Pakistan needs to progress rather than regress. 

In 2018, Pakistan took a significant stride by passing a landmark legislation protecting the rights transgender persons. This progressive law, however, was contested in the Federal Shariat Court by right-wing policymakers. 

In 2023, the Federal Sharia Court struck down several provisions of the landmark law. A petition against the latter’s judgement has been filed in the Supreme Court, awaiting proceedings and judgement. The lives of transgender persons are hanging by a thread as they await the court’s decision.

Despite these challenges, the transgender community continues to strive for representation and change. In 2024, three transgender candidates ran for seats in the Provincial and National Assemblies. Their campaigns, however, have not been smooth, as they faced public backlash and bullying. 

Without intervention, the situation could worsen.

A call for resistance

To rid Pakistan of its discomfort with feminist ideology, there needs to be a major shift and reorganisation of gender roles and responsibilities both in private and public spheres. 

There is also a need for more women in key leadership roles.  

Perhaps the term ‘feminism’ carries a Western connotation for some people, hence the need for more avenues where Pakistani feminists can freely voice their own ideas and understanding of what it is to be feminist. There needs to be an alternative local term for feminism, one that the people of Pakistan can truly relate with. 

Despite Pakistan’s long-standing opposition against feminism and gender equality, there is hope. Women human rights defenders and feminist collectives, both young and old, are the torchbearers of such hope.

Pakistan has witnessed the transformative power of collective action, let us keep this fire burning for generations to come. 

Let us take inspiration from the courageous resistance of the Women’s Action Forum and Sindhiani Tehreek against discriminatory laws in the 1980s. 

Together, let us sustain the momentum of feminist collectives–such as Aurat March and Moorat March–by supporting the aspirations and amplifying the voices of Pakistan’s new generation of feminists.  

The Government of Pakistan ought to strengthen its national human rights institution, the National Commission on the Status of Women, and the Office of Ombudsperson, among others.
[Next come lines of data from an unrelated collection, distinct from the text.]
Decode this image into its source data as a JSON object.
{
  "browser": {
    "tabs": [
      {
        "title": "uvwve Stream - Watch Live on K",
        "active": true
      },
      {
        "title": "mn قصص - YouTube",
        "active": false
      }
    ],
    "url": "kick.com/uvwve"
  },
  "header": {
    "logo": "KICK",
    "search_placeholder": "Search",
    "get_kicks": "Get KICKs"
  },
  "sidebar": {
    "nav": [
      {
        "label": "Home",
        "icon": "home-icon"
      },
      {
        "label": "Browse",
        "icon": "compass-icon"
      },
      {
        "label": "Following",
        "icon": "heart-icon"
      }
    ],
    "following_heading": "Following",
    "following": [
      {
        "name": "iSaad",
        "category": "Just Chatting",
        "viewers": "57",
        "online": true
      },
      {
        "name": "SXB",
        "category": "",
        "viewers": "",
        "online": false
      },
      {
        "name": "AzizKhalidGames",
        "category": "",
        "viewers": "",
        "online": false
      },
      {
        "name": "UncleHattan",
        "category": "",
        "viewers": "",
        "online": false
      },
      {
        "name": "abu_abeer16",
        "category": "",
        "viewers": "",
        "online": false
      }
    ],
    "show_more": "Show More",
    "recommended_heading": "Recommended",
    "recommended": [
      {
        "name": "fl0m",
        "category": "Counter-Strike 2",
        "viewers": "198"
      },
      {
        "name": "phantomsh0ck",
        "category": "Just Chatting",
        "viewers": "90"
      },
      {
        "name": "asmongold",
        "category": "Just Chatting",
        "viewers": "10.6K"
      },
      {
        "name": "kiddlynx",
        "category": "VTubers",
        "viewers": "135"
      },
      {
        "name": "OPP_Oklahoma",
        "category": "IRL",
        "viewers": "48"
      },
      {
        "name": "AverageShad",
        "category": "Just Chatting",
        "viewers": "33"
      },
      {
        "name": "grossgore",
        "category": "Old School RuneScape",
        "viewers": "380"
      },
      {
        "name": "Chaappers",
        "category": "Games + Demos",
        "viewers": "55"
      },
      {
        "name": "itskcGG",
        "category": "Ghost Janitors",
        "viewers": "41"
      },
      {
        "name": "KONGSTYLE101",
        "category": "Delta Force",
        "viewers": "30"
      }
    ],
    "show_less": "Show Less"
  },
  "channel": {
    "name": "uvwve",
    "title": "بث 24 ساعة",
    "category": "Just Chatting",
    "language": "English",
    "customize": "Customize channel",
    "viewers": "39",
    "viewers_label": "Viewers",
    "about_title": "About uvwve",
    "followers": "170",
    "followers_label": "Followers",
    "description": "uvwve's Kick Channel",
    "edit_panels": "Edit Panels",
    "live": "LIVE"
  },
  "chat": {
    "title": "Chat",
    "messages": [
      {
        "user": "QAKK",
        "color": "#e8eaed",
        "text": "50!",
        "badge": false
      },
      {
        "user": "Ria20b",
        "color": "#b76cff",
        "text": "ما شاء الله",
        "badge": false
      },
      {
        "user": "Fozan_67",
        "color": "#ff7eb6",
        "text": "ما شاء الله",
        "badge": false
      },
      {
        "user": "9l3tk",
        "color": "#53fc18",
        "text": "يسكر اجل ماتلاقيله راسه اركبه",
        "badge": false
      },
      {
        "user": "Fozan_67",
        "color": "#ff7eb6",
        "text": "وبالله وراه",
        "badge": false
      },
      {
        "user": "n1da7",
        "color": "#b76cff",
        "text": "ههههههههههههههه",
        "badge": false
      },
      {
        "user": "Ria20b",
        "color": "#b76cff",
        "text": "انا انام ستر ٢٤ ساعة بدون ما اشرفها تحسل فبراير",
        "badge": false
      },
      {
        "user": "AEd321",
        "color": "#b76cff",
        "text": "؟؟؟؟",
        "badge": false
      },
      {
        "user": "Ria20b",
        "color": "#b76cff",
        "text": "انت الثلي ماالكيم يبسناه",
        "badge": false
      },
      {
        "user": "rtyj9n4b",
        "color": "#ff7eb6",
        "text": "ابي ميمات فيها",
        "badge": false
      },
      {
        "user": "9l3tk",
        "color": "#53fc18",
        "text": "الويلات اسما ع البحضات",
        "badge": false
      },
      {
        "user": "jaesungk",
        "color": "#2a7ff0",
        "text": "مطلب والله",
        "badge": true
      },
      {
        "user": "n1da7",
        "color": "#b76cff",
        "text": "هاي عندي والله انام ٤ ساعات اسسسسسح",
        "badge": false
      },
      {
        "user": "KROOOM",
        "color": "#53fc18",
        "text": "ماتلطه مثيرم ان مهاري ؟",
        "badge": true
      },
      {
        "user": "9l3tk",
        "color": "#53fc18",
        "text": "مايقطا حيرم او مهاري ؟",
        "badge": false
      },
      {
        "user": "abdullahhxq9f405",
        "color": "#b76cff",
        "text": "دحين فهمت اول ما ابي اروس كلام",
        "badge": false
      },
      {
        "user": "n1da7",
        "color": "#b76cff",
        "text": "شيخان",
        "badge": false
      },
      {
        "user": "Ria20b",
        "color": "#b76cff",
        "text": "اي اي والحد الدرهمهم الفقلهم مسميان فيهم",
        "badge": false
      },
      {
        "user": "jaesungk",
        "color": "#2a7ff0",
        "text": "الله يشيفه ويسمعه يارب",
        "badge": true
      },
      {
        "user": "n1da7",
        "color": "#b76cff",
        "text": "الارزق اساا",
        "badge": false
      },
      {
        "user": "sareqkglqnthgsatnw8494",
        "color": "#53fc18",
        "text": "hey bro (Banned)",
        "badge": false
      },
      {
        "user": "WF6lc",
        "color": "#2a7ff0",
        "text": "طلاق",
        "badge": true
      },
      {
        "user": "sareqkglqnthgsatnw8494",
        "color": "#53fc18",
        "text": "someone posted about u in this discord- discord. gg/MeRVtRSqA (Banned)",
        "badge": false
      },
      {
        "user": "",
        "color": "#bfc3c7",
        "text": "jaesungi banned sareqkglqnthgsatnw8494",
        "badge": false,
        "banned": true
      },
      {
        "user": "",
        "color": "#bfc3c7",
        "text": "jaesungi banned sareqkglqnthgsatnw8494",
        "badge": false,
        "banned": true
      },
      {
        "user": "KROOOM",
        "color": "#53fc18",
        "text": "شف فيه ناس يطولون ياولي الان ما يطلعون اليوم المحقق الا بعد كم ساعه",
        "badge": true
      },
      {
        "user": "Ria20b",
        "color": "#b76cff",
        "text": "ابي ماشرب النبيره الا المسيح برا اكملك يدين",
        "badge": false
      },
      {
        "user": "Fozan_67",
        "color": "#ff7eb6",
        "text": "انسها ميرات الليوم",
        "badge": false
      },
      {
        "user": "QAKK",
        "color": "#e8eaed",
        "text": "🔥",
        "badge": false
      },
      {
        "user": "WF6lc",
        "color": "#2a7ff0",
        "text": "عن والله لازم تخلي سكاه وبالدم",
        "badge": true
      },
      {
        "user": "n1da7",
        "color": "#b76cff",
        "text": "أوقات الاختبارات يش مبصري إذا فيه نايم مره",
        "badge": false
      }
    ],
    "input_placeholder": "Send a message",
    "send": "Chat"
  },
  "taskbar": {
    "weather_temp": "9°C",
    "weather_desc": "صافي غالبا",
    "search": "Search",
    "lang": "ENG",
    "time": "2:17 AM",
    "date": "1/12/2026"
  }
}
We must urge all other government agencies to mainstream and integrate women’s rights issues into their work. 

Likewise, there is a need for more women’s participation in Pakistan’s policymaking. 

Both women and men can benefit from learning about feminism for it builds the foundation for an equal, inclusive, and just society. 



Uzma Yaqoob is a feminist and human rights activist. She has led the Forum for Dignity Initiatives (FDI) Pakistan since its establishment in 2013. Through FDI, Uzma has tirelessly worked to uphold the dignity of women in all diversity by advocating for their sexual and reproductive health and rights, climate justice, political participation, and leadership.

By creating safe and inclusive spaces, FDI supports women in all diversity to realise their full potential and take control of their lives and choices. This commitment underscores FDI’s ongoing efforts to foster a more equitable and just society for all women in Pakistan.